This review was originally published on Pol Culture.
Over the last few decades, the 1953 Japanese film Tokyo Story, directed by Yasujiro Ozu, has become a fixture of consensus best-films-of-all-time lists. A viewer may be initially puzzled as to why. It’s a quiet family drama, and Ozu displays no conspicuous filmmaking dazzle. The story begins with an elderly Japanese couple (Chishu Ryu and Chieko Higashiyama), who live in a small town with their youngest daughter (Kyoko Kagawa), preparing to travel to Tokyo. The couple are going there to visit their eldest son (So Yamamura) and daughter (Haruko Sugimura), who live in the city with their families. But once the couple arrive, they find the son and daughter are so busy with their daily lives that they cannot pay the parents much attention. Resentment of the parents, particularly from the eldest daughter, also rears its head, and it’s not entirely out of place. The only person who goes out of her way to entertain the elderly couple is the widow (Setsuko Hara) of their middle son. The couple eventually returns home before they planned. But tragedy strikes soon afterward, and three of the family members come to terms with the truth of their family’s internal problems. For all their remorse, they realize one can only move forward, and the additional pain of that must be accepted. Ozu concerns himself entirely with serving the story, and he presents it with considerable understatement. The rigor of that understatement is extraordinary, and the thematic core of the film--the tacit conflicts that arise between parents and children over the years, and how the generations invariably drift apart--is so resonant that one cannot get the picture out of one’s head. Ozu’s bravura isn’t in flashy camerawork or epic story construction. It’s in finding drama in the mundane and realizing it with the utmost precision. In many ways, his sophistication is the most impressive kind.
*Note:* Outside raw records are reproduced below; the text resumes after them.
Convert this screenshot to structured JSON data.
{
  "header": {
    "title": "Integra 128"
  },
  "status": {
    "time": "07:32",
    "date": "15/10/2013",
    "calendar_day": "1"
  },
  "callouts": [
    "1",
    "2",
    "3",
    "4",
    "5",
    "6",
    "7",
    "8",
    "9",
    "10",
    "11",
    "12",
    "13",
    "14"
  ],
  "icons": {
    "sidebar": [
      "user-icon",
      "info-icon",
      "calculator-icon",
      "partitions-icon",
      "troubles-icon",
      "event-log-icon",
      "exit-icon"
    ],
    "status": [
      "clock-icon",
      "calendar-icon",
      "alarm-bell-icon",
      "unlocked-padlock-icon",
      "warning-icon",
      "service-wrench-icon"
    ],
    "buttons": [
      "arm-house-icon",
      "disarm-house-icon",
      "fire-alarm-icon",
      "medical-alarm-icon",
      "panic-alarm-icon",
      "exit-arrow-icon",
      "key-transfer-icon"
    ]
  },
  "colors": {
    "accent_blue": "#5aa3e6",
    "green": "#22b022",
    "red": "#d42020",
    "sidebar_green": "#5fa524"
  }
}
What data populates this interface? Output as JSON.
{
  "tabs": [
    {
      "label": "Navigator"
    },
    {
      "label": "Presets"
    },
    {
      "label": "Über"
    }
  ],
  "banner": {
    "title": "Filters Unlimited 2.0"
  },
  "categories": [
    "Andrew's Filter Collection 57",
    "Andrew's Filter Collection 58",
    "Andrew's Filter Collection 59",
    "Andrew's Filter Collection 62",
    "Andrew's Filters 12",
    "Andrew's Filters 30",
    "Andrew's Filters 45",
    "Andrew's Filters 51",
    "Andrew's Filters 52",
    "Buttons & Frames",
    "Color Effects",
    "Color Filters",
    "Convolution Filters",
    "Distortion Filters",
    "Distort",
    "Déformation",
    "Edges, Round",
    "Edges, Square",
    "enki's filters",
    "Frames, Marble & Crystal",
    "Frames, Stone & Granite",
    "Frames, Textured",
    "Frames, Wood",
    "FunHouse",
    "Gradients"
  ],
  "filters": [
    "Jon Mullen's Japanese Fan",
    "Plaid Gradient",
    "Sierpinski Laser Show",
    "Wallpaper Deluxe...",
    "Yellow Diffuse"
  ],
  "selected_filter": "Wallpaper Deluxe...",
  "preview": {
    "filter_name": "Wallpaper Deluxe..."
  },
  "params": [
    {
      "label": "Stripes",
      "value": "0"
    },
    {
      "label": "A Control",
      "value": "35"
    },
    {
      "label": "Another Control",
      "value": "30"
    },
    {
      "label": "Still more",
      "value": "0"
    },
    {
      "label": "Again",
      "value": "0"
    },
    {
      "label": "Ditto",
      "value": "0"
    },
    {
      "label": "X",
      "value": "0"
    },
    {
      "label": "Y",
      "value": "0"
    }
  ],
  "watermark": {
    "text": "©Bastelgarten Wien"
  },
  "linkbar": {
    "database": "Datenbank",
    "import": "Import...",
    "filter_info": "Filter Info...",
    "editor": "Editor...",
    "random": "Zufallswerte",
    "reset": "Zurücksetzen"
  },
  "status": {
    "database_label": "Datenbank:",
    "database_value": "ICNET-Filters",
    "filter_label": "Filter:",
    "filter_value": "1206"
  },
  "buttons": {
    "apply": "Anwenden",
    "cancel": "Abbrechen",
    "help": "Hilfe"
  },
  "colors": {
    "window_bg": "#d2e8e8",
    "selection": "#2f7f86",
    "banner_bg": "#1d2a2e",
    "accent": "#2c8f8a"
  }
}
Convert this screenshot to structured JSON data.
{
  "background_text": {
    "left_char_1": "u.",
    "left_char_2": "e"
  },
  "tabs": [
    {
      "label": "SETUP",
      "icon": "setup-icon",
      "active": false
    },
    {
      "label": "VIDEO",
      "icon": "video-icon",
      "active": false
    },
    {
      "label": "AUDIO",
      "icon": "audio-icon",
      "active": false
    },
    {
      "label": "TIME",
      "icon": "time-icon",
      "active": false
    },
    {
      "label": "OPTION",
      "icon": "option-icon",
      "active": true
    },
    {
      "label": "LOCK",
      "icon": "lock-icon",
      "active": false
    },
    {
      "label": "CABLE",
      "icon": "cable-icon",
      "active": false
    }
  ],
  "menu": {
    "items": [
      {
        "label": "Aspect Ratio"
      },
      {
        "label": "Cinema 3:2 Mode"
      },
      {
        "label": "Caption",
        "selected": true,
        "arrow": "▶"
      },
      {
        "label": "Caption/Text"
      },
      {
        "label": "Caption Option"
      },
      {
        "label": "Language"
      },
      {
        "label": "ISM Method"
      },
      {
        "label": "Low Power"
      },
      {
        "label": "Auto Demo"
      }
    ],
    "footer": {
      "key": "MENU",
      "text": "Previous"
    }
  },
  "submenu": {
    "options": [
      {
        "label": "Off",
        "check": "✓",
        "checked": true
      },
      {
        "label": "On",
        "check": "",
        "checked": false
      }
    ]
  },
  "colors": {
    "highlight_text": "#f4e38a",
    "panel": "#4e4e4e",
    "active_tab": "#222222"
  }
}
Tokyo Story is a great picture, and well deserving of its inclusion on the short list of all-time best films. The screenplay is credited to Kogo Noda and Ozu.